The leaders called for developed countries to cut greenhouse gas emissions by 80-95 percent by 2050, but went into very little detail on how this could be done.
The European leaders, on the final day of a two-day summit in Brussels, also agreed that developing nations would need 100 billion euros a year by 2020 to tackle global warming, but failed to set levels for Europe’s contribution, according to a draft text seen by newswire agency AFP.
But the deal was swiftly criticised by Greenpeace which said the European leaders “lacked the nerve to commit to the EU’s share of the funding.”
“The EU failed to use this opportunity to put its money where its mouth is,” said the green group’s EU climate policy director Joris den Blanken.
Is Australia lagging behind?
Australia’s proposed emissions trading scheme (ETS) aims to curb emissions by 5 percent by 2020, or by up to 25 percent if there is a deal at Copenhagen.
The Australian Conservation Foundation’s Tony Mohr said Australia’s emissions reduction target was in line with most developed countries.
“The 25 per cent reduction is still not enough to ensure that we have a safe climate but unfortunately other countries are putting forward targets that are quit weak,” Mr Mohr told SBS.
The Australian scheme will cover 75 percent of Australian emissions from 1,000 of the biggest companies and be the second domestic trading platform outside of Europe.
Companies will need a permit for every tonne of carbon they emit.
The government plans to give the biggest polluting companies up to 95 percent of permits free in the early years of the scheme, with 66 percent of permits free to industries such as cement and aluminum smelters.
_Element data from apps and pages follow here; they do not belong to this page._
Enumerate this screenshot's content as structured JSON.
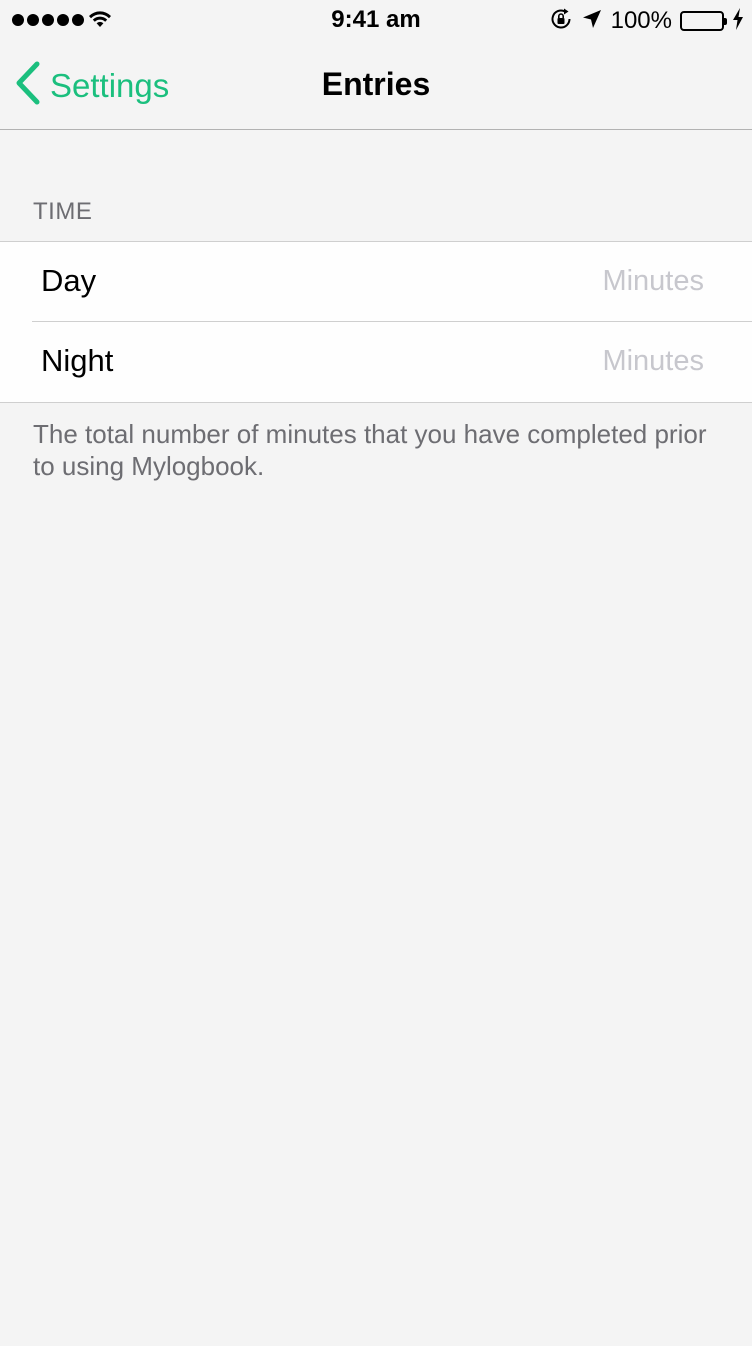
{
  "status_bar": {
    "time": "9:41 am",
    "battery_percent": "100%",
    "battery_level": 1.0,
    "signal_bars": 5,
    "icons": [
      "signal-dots",
      "wifi-icon",
      "rotation-lock-icon",
      "location-arrow-icon",
      "battery-icon",
      "charging-bolt-icon"
    ]
  },
  "nav": {
    "back_label": "Settings",
    "title": "Entries"
  },
  "section": {
    "header": "TIME",
    "rows": [
      {
        "label": "Day",
        "value": "",
        "placeholder": "Minutes"
      },
      {
        "label": "Night",
        "value": "",
        "placeholder": "Minutes"
      }
    ],
    "footer": "The total number of minutes that you have completed prior to using Mylogbook."
  },
  "colors": {
    "accent": "#1bbf7e",
    "background": "#f4f4f4",
    "cell_background": "#fefefe",
    "secondary_text": "#6d6d72",
    "placeholder": "#c7c7cd",
    "battery_fill": "#4cd964"
  }
}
Australia produces about 1.5 percent of global emissions.
But it is the world’s biggest coal exporter and one of the highest per-capita emitters due to reliance on coal for 80 percent of electricity.
ETS vote looks to be dead in the water
But the legislation is unlikely to pass the upper house before the December 4 deadline amid accusations of filibustering on the part of opposition and crossbench senators.
Opposition and Greens senators have been putting a multitude of questions to Climate Change Minister Penny Wong on details surrounding the legislation, some of which have already been addressed.
Independent Senator Nick Xenophon is seeking to amend the legislation to propose a 20 per cent target for emissions reductions.
Senator Milne moved an amendment which would see Australia provide financial assistance to developing nations so they can transform to lower carbon economies too.
That was defeated. The Greens also failed in their push for tougher emissions cuts.
Their two amendments aimed to lift national greenhouse gas emission reduction targets to at least 25 per cent unilaterally and 40 per cent in the event of a global agreement, both below 1990 levels by 2020.